(Dataset rows for apps and sites)
* * * * *
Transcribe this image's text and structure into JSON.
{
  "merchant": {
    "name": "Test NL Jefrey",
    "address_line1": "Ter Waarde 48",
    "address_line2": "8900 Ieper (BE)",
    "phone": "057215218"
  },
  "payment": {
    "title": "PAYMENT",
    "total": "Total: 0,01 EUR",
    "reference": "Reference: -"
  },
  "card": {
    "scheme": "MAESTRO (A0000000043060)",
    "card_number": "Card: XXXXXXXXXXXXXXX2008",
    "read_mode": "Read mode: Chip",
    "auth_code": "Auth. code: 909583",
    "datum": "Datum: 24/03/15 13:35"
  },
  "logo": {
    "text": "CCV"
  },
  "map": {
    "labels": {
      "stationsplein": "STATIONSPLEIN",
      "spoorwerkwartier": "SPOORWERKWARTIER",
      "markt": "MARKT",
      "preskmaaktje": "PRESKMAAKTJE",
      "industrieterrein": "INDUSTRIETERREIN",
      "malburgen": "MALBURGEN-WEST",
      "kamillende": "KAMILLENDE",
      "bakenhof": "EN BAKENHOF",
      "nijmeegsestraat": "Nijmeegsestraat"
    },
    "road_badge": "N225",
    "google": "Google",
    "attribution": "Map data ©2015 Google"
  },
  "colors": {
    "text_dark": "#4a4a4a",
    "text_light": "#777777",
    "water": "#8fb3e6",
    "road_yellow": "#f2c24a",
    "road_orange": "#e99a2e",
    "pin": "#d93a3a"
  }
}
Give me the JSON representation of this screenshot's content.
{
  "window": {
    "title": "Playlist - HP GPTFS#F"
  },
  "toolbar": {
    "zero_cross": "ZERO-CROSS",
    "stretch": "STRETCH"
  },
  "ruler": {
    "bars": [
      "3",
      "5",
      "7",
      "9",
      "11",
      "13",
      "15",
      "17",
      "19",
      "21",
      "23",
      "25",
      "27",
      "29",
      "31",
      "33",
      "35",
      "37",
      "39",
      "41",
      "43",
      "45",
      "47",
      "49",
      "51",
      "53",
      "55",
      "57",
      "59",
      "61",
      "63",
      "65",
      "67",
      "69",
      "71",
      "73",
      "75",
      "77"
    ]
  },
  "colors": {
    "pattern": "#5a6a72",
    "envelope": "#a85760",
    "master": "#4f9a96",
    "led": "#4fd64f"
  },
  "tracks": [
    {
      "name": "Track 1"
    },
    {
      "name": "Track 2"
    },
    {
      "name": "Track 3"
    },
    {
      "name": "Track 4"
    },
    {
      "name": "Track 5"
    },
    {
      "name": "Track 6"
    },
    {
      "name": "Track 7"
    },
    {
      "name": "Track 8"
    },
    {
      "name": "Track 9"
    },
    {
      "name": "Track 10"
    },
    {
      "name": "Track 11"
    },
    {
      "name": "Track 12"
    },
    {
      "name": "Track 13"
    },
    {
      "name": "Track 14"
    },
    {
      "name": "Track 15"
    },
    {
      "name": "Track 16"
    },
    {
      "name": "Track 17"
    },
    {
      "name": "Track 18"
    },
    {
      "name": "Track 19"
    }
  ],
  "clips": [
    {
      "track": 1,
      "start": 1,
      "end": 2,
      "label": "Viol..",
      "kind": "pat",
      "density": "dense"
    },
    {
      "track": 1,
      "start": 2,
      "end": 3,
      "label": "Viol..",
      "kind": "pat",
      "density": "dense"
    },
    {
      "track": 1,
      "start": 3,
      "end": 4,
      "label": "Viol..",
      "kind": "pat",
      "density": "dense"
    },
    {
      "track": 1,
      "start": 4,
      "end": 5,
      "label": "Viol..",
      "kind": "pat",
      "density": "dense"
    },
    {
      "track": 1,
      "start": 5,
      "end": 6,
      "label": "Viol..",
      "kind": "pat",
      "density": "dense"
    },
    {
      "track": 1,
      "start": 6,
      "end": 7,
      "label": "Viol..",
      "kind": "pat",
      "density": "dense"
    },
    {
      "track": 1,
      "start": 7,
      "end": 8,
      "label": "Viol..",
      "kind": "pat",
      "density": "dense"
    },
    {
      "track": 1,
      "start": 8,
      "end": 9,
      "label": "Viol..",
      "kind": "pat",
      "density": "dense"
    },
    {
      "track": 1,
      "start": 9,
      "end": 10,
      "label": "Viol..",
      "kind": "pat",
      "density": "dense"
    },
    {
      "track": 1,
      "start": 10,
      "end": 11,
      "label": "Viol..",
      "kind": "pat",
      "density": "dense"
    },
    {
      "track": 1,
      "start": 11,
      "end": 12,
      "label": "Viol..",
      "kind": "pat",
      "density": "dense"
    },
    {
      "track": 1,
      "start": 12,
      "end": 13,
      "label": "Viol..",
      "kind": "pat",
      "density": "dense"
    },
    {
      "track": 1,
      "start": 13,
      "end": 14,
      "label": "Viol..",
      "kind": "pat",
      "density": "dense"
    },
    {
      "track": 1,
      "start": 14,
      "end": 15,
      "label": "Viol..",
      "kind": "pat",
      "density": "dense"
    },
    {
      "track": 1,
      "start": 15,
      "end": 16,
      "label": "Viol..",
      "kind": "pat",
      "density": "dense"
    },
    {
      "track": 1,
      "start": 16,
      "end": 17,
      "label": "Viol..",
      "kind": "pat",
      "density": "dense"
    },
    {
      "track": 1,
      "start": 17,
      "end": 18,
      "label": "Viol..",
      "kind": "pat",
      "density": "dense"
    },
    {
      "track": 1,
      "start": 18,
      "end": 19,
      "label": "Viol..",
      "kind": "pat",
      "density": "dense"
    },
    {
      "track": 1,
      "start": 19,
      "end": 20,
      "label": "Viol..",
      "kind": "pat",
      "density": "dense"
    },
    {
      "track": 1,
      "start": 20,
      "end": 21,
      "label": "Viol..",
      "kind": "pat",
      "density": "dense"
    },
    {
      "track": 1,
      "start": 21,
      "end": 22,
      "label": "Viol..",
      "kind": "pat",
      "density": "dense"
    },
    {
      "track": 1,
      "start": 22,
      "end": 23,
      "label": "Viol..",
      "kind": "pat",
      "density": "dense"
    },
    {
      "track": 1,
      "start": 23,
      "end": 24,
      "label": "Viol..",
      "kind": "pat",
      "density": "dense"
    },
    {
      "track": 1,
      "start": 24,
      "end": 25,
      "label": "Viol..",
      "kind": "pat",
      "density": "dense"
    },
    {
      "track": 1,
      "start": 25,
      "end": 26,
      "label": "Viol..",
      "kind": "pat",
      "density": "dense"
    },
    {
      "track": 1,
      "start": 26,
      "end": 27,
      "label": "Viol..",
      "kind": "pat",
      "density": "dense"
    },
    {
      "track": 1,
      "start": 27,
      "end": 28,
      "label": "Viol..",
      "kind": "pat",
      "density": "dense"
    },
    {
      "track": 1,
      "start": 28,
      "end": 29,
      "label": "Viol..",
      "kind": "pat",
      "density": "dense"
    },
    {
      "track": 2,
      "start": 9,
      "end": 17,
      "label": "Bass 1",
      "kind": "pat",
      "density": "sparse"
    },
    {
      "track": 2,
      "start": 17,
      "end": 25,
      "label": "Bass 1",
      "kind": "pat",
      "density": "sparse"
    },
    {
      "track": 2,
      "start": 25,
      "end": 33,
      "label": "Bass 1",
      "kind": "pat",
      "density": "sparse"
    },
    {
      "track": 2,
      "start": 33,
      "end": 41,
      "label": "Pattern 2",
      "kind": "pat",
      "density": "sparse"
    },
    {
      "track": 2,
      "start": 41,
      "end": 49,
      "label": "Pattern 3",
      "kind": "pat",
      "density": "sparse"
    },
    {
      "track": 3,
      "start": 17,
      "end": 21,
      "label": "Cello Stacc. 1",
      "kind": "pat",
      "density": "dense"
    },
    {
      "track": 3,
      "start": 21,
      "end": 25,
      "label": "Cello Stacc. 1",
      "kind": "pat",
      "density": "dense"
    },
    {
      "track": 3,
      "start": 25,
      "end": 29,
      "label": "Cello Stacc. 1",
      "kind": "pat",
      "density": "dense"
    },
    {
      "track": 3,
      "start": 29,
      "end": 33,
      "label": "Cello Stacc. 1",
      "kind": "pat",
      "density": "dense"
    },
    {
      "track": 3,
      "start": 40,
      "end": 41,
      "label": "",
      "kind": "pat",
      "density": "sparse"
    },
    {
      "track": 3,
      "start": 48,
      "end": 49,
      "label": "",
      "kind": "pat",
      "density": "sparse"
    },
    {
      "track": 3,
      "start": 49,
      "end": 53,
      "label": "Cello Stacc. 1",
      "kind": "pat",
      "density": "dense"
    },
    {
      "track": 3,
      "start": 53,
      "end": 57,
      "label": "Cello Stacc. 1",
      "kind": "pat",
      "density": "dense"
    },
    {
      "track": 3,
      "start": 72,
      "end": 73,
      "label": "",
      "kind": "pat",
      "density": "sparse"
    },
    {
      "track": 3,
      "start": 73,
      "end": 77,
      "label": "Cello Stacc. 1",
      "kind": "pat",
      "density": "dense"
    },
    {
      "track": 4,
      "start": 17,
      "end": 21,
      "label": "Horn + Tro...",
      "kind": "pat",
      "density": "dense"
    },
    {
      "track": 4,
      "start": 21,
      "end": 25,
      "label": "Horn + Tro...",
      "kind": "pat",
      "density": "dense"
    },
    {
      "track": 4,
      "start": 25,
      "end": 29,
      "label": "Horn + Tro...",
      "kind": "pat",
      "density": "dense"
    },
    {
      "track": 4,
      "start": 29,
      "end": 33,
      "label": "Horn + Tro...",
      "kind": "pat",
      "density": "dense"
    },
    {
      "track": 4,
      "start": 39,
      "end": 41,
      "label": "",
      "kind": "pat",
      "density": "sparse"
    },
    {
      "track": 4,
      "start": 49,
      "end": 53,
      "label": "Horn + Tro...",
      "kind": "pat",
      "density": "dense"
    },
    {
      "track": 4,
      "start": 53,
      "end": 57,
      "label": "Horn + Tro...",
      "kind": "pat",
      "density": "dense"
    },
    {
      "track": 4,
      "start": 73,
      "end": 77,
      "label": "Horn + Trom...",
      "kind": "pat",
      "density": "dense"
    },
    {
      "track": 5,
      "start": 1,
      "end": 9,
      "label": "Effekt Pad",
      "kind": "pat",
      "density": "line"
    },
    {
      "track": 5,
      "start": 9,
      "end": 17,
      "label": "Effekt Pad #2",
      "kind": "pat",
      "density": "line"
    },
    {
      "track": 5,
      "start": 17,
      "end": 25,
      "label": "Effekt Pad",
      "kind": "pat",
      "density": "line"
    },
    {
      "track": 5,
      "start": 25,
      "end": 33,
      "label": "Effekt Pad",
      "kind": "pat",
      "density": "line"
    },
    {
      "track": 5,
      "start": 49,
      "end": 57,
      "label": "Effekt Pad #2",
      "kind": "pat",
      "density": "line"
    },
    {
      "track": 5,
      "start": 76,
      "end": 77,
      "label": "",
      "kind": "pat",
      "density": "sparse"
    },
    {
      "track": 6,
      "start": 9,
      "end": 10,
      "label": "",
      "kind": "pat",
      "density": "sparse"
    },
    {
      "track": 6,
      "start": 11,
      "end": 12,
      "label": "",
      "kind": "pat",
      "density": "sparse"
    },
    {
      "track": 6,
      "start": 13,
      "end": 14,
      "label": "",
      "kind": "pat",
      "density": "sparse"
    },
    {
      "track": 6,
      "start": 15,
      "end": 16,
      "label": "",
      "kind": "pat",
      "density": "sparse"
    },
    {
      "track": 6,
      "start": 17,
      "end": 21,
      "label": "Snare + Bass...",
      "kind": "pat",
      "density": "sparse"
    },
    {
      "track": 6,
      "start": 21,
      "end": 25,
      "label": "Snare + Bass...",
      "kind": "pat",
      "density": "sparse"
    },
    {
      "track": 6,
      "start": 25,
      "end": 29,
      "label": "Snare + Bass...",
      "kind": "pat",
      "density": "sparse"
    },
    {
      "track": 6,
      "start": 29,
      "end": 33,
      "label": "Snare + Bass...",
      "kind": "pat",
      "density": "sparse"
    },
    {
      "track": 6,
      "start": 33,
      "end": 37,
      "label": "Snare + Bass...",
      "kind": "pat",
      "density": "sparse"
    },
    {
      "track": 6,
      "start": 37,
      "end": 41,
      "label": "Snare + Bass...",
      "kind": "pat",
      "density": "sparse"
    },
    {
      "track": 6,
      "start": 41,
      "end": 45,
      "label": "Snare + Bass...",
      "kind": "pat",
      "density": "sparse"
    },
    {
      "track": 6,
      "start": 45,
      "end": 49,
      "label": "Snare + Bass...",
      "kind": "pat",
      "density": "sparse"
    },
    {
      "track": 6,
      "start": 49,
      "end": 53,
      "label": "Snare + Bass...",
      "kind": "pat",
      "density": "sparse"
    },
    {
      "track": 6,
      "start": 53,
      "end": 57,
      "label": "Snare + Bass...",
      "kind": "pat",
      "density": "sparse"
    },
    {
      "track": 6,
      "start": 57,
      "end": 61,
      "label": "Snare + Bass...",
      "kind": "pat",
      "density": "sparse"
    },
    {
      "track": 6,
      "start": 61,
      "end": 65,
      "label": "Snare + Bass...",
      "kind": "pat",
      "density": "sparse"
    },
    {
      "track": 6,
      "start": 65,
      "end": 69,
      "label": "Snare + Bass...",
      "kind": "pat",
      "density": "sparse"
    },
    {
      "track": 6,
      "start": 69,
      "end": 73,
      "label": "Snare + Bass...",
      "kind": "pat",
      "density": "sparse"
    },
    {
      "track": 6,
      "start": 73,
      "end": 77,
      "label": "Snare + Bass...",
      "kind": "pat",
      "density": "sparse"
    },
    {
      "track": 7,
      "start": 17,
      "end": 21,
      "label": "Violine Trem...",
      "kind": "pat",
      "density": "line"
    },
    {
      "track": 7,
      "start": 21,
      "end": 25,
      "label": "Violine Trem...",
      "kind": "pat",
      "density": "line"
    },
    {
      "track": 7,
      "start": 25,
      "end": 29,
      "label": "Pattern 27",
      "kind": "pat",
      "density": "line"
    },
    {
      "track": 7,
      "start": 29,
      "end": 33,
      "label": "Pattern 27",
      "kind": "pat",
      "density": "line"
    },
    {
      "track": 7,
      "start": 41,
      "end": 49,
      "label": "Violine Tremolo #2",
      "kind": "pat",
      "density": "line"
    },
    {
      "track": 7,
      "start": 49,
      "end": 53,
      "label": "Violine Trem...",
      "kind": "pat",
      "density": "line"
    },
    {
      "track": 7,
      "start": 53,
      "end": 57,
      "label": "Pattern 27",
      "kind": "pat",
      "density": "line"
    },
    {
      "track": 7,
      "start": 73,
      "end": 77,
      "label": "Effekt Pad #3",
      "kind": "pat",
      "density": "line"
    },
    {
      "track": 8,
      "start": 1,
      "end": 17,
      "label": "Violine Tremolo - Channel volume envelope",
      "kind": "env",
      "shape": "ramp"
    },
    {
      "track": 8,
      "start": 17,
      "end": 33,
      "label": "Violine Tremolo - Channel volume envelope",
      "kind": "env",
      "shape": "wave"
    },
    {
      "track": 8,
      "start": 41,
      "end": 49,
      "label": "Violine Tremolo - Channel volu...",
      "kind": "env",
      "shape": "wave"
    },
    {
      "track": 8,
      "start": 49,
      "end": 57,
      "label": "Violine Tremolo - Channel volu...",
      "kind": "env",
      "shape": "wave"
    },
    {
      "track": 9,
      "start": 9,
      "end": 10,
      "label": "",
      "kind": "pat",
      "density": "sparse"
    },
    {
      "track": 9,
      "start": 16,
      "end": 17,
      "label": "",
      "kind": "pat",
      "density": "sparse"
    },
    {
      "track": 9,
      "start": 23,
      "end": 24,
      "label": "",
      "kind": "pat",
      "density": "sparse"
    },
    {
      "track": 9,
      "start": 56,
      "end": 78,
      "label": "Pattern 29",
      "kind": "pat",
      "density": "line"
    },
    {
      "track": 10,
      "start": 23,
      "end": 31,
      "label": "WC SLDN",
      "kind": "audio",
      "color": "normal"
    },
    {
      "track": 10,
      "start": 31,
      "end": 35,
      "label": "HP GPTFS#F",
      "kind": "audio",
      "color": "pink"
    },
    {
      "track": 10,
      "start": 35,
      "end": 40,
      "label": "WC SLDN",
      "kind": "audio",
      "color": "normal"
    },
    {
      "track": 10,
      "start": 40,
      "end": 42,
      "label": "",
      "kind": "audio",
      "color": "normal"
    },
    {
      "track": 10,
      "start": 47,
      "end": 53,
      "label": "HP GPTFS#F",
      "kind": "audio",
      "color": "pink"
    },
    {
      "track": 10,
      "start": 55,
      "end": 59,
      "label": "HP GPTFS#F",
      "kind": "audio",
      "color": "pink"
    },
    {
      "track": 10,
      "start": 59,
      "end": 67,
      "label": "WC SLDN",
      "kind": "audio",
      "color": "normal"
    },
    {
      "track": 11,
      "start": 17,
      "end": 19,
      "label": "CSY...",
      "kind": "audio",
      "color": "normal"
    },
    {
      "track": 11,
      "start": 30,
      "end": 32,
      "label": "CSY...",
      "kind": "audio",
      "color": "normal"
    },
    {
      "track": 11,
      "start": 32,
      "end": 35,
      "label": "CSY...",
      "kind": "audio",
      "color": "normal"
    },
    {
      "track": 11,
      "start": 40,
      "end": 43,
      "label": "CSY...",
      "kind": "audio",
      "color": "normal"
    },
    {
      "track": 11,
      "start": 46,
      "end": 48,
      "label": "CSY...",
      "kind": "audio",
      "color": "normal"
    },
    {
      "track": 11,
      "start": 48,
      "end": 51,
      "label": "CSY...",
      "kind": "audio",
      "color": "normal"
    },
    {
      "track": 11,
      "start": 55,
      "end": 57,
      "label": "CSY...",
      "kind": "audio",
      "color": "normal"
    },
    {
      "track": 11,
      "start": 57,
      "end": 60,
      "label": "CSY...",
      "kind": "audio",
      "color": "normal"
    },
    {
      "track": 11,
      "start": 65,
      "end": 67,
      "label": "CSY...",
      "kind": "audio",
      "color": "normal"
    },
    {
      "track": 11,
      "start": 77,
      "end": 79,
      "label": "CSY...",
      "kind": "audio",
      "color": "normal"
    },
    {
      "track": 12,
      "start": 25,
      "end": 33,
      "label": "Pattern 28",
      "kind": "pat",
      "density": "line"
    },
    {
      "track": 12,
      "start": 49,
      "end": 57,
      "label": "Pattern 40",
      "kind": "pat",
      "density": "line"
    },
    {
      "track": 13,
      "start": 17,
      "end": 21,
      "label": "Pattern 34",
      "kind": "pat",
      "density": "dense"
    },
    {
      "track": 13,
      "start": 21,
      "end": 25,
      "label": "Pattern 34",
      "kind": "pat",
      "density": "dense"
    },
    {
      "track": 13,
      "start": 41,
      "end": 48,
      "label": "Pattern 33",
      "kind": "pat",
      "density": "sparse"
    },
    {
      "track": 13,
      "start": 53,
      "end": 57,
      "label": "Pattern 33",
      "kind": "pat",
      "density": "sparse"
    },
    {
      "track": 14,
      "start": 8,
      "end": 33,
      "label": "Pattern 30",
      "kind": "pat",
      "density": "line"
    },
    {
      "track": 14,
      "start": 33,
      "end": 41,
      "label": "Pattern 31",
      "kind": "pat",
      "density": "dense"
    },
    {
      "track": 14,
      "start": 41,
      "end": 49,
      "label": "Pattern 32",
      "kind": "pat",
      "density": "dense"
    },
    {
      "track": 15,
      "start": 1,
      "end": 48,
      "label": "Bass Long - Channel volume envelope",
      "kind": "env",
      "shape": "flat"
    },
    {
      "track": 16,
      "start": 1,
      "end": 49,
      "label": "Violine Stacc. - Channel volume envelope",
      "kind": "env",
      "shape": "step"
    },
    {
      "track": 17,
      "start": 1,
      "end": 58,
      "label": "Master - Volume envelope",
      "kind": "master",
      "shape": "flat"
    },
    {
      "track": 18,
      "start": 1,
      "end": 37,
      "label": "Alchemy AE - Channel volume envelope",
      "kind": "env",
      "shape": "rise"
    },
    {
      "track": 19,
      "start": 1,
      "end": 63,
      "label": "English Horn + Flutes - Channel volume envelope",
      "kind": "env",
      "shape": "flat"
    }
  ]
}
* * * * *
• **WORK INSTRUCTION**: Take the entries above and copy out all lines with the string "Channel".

• **SOLUTION TO THE PROBLEM**:
      "label": "Violine Tremolo - Channel volume envelope",
      "label": "Violine Tremolo - Channel volume envelope",
      "label": "Violine Tremolo - Channel volu...",
      "label": "Violine Tremolo - Channel volu...",
      "label": "Bass Long - Channel volume envelope",
      "label": "Violine Stacc. - Channel volume envelope",
      "label": "Alchemy AE - Channel volume envelope",
      "label": "English Horn + Flutes - Channel volume envelope",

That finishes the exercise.